In ancient times, makeup was used for ceremonial purposes or to show off status. The Egyptians crushed lapis lazuli, a semiprecious blue stone, for their eyeshadow. In the West, the wealthy (regardless of sex) dusted and smeared their faces with white-colored powder and creams to reinforce their aristocracy: if you were anything less than pallid, that meant you were a peasant forced to slave away under the sun.
Meanwhile, pox-afflicted Europeans smeared their faces with unguents to hide the disfiguring scars left by the disease. False moles and beauty marks were employed for the same purpose. Many things fell out of fashion after the French Revolution, most of them symbols of the old court: makeup, high heels for both men and women, breeches, and panniers.
In today’s world, with its high-resolution displays and powerful lenses capable zooming into individual pores, makeup is enjoying a resurgence. And the modern male, like the French aristocrat of yore, is rediscovering the advantages of cosmetics. “They want to look good and they want to feel good all the time,” said hair and makeup stylist Lourd Ramos of TRESemmé, Creations Salon and Happy Skin. Mr. Ramos’s client list includes straight male professionals—lawyers, doctors, and other non-actor occupations—who get their faces made up for events. “Perfect skin, perfect blending—it shouldn’t look like they’re wearing makeup,” said Mr. Ramos on what look the men look for. “I give them neutral colors of bronzer, lip conditioner, eye cream, mascara, and a little powder. That’s it.”
CLEANSE, TONE, MOISTURIZE
While the prospect of wearing makeup might be too much for the macho Filipino male, beauty professionals advocate a standard regimen of cleansing, toning, and moisturizing. “Everybody uses skincare to some level,” said David Kim, president of luxe Korean skincare brand Areum. “They now realize you can stay young if you maintain and preserve yourself well.”
Verna Marin, chief makeup artist for L’Oreal in the Philippines, conducts makeup workshops around the city for hotels and corporations.

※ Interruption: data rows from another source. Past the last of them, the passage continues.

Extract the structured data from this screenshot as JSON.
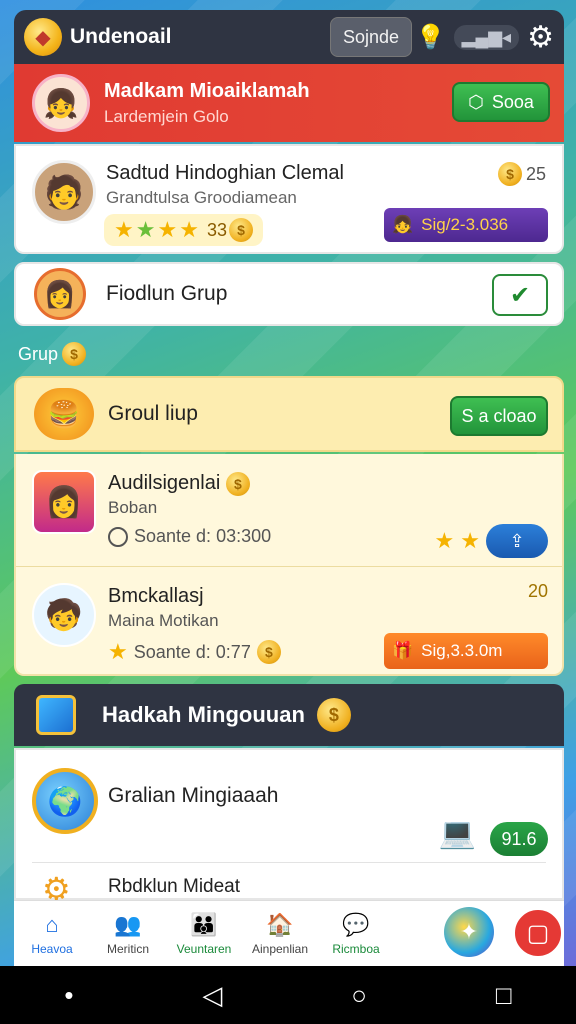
{
  "header": {
    "title": "Undenoail",
    "button": "Sojnde"
  },
  "promo": {
    "title": "Madkam Mioaiklamah",
    "subtitle": "Lardemjein Golo",
    "button": "Sooa"
  },
  "profile": {
    "name": "Sadtud Hindoghian Clemal",
    "subtitle": "Grandtulsa Groodiamean",
    "rating": "33",
    "count": "25",
    "badge": "Sig/2-3.036"
  },
  "fiend": {
    "title": "Fiodlun Grup"
  },
  "section_label": "Grup",
  "group": {
    "title": "Groul liup",
    "button": "S a cloao",
    "items": [
      {
        "title": "Audilsigenlai",
        "subtitle": "Boban",
        "meta": "Soante d: 03:300"
      },
      {
        "title": "Bmckallasj",
        "subtitle": "Maina Motikan",
        "meta": "Soante d: 0:77",
        "number": "20",
        "badge": "Sig,3.3.0m"
      }
    ]
  },
  "dark_section": {
    "title": "Hadkah Mingouuan"
  },
  "bottom": {
    "title": "Gralian Mingiaaah",
    "value": "91.6",
    "title2": "Rbdklun Mideat"
  },
  "nav": {
    "items": [
      {
        "label": "Heavoa",
        "icon": "home-icon"
      },
      {
        "label": "Meriticn",
        "icon": "people-icon"
      },
      {
        "label": "Veuntaren",
        "icon": "group-icon"
      },
      {
        "label": "Ainpenlian",
        "icon": "shop-icon"
      },
      {
        "label": "Ricmboa",
        "icon": "chat-icon"
      }
    ]
  },
  "colors": {
    "accent": "#1f6fe0",
    "red": "#e03a32",
    "green": "#22943a",
    "dark": "#2f3442"
  }
}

Aside from sharing best practices in grooming, Ms. Marin also talks about the wonders using a primer to even out facial coloring and texture. “Image speaks so much about you, and the confidence that you carry,” she said. “They have embraced the fact that they too, need skincare. They too, need to look good.” She also noted that men are no longer embarrassed about buying products themselves. “L’Oreal has a line of skincare products and we actually saw a pickup,” she explained in the vernacular. “Men actually go to the counters and buy things themselves, which is good. They’re supposed to know what they need.”
CURLED LASHES, BRIGHTER EYES
Can skincare conceivably open the door to makeup? “I’m thinking, ‘Should men wear makeup?’ I don’t know why not, if they want to wear makeup, why not, I mean, if they think they will look better, I don’t think there’s any reason why they shouldn’t wear makeup,” hedged Sevrine Mialhe, marketing communications manager for Cosmetics, Perfumeries, and Toiletries of Rustan’s.
Areum’s Mr. Kim presents a stronger case for the made-up male: “Before, men had to be men,” he said, “but today, men are stepping into elegance.” In his country, he added, how a man looks can determine his professional future. “In Korea, in order to find a good job, you have to look young. You have to look energetic. You have to look healthy.” When it comes to choosing between a “macho” guy who “looks like he just woke up” and a sharp dresser, the Areum executive says Korean bosses prefer those who are “more presentable.” “It’s a new standard in life,” he explained. “People appreciate someone who looks better; someone who is well-groomed.”
It isn’t surprising that Mr. Kim thinks this way. He used to curl his eyelashes when he was 20. “I was doing the curling myself,” he said, “but was I gay, or something? No.”
“My eyes looked brighter, and sharper instead of just looking tired,” he shared. “Men can be beautiful as well. I do not believe that beauty is only exclusive for women. No. Beauty is also for men. But different definitions, right?”